— Commissioner Lee states that not approving the deal at next Tuesday’s meeting could jeopardize the deal.
“It’s one of those situations where the longer we drag it out all we do is create more noise and more doubt without any rationale,” Lee said. “I just think it’s better to move forward with it. It’s an economic deal. We have some timing issues we have to deal with in terms of getting a deal moving forward, and I think it’s in everybody’s interest to move forward.”
Meanwhile, Commissioner Birrell, who states she will vote for the stadium MOU, indicated reluctant support for postponing the vote to December 10.
“I am comfortable, and I’m OK with voting on Tuesday, but if all the commissioners are not and would like to see it postponed until the December 10th meeting, and if it’s not detrimental to this proposal, then I would consider that as well, just to give people time to weigh in,” Birrell said. “I’m just not sure what another two weeks is going to accomplish.”

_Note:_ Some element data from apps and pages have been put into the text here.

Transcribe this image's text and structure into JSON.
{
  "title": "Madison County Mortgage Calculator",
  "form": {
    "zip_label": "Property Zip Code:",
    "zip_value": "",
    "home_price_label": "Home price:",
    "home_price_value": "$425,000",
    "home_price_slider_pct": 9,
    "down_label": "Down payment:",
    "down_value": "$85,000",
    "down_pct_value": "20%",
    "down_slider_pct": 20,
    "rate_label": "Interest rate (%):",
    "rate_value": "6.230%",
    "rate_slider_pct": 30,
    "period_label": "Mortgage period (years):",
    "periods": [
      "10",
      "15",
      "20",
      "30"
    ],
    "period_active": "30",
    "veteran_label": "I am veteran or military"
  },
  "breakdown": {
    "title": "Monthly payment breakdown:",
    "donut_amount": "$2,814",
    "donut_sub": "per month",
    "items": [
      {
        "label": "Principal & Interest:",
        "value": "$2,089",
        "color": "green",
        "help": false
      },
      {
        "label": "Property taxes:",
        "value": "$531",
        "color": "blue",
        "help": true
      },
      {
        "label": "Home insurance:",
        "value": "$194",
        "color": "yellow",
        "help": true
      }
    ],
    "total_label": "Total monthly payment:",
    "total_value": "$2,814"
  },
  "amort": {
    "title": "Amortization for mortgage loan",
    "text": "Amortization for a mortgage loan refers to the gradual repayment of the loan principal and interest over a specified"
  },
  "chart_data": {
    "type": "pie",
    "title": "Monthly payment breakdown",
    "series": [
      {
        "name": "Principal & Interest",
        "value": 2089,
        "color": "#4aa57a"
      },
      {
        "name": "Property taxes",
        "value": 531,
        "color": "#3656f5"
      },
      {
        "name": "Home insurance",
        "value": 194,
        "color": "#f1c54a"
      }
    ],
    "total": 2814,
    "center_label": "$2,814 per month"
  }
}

In my mind, this is a big concession for a group that has been so adamant that the deal will go down on Tuesday. A crack like this, coupled with a poll showing 80% support for more discussion (and a majority opposing the project altogether) among Cobb taxpayers, increases the likelihood of postponement. Commissioner Cupid has not come out in support and has expressed concern over the speed of the deal going down. Commissioner Ott has not made his public position known (though I anticipate he will vote to approve the MOU). Birrell could be the swing vote on postponement, so I won’t be surprised if it happens. If Monday’s public town hall meeting goes like last Thursday’s, then everything will probably go down on Tuesday, If the opposition shows up in greater numbers, things could get interesting.
— The AJC has an article about traffic around the new stadium. In the discussion is a table of travel time comparisons between Turner and the Cobb stadium site based on yearly averages from 5:30-6pm at different metro-Atlanta locations (location, Turner, Cobb).
Gwinnett County (Beaver Ruin) 40 min. 32 min.
N. Fulton County (Holcomb Bridge Road) 66 min. 39 min.
Cobb County (I-75/575 interchange) 32 min. 10 min.
Midtown Atlanta 12 min. 11 mins.
Rockdale County (Conyers) 24 min. 44 min.
Stockbridge/SR 138 18 min. 39 min.
I think it shows why the Brave are so eager to move to Cobb; and, the east and south sides of the Perimeter are the biggest losers in this move.
— The Marietta Daily Journal likes the deal to the point of ridiculing the opposition.
Unfortunately, the Braves move has run into mounting criticism in Cobb. Those opponents have blinded themselves to the likelihood that the private-public partnership envisioned (in which the Braves pay 55 percent of the stadium cost) will be a generator of economic growth in Cobb equal or surpassing the opening of what is now the Lockheed Plant in World War II, the creation of what’s now Kennesaw State University in the early 1960s, the laying of a sewer trunk line through rural east Cobb in the late 1960s and the construction of I-75 through Cobb in the mid-1970s.
So, the stadium project is such an obvious economic plus that If you disagree with supporting it you must be “blinded?” Hogwash, and shame on the editor who flippantly rejects critics who have every right to be skeptical that the stadium might be a boondoggle. I think the critics are in a better position to note the overwhelming consensus of economists, backed by numerous studies of past stadium development projects, that sports stadiums, teams, and events have virtually zero increase in economic impact on their communities. As I note, this project almost certainly will boost economic activity in Cobb, because of the unique interjurisdictional attraction of the Braves, that will result in an influx of dollars that previously would not have been spent in the county. It is unclear if the amount will be sufficient to offset the County’s obligation, tough I am skeptical. Instead, I believe it would be wiser for supporters to acknowledge that the project may not be an economic “home run,” and certainly not a “grand slam” for the economy, but it is a project that Cobb taxpayers are willing to pay higher taxes for while acknowledging the potential economic benefits as a bonus. In this case, the proposal is more like a sacrifice bunt.